OSHA has reviewed the rulemaking record in light of petitioner's fair notice claims. In retrospect, OSHA agrees that the January 26, 1988, Federal Register notice and March 22-23, 1988, hearing statements did not clearly communicate OSHA's intention that non-building steel erection would continue to be included in the subpart M revision.
Because OSHA has determined that petitioners and other interested persons did not receive adequate notice that subpart M would apply to non-building steel erection activities, OSHA is not applying the standard steel erection until August 6, 1995. The delay of application will begin on February 6, 1995 and continue for 6 months, through August 6, 1995. OSHA is also delaying for 6 months the effective date of supporting amendments to subpart E (items 4, 5, 6 and 7) of the August 9, 1994, Federal Register notice). The purpose of the delay is to maintain the fall protection requirements for steel erection that were in effect before issuance of revised subpart M and to permit OSHA to reopen the subpart M record for supplemental comments concerning subpart M coverage of non-building steel erection work.
Subpart M and supporting amendments to subparts R, H, N, P, Q, and V will become effective for all construction activity other than steel erection on February 6, 1995.
This document was prepared under the direction of Joseph A. Dear, Assistant Secretary of Labor for Occupational Safety and Health, U.S. Department of Labor, 200 Constitution Avenue, NW., Washington, DC 20210.
It is issued under section 6(b) of the Occupational Safety and Health Act (29 U.S.C. 655), section 107 of the Construction Safety Act (40 U.S.C. 333), and 29 CFR part 1911.

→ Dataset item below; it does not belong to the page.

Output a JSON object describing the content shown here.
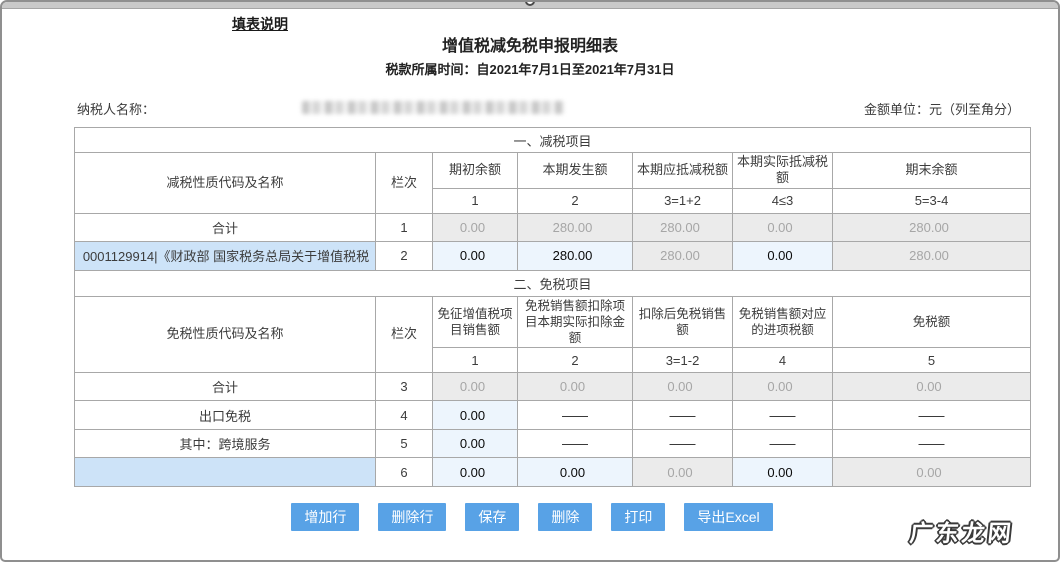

Signed at Washington, DC, this 20th day of January 1995.
Joseph A. Dear,
Assistant Secretary of Labor.
[FR Doc. 95-1973 Filed 1-25-95; 8:45 am]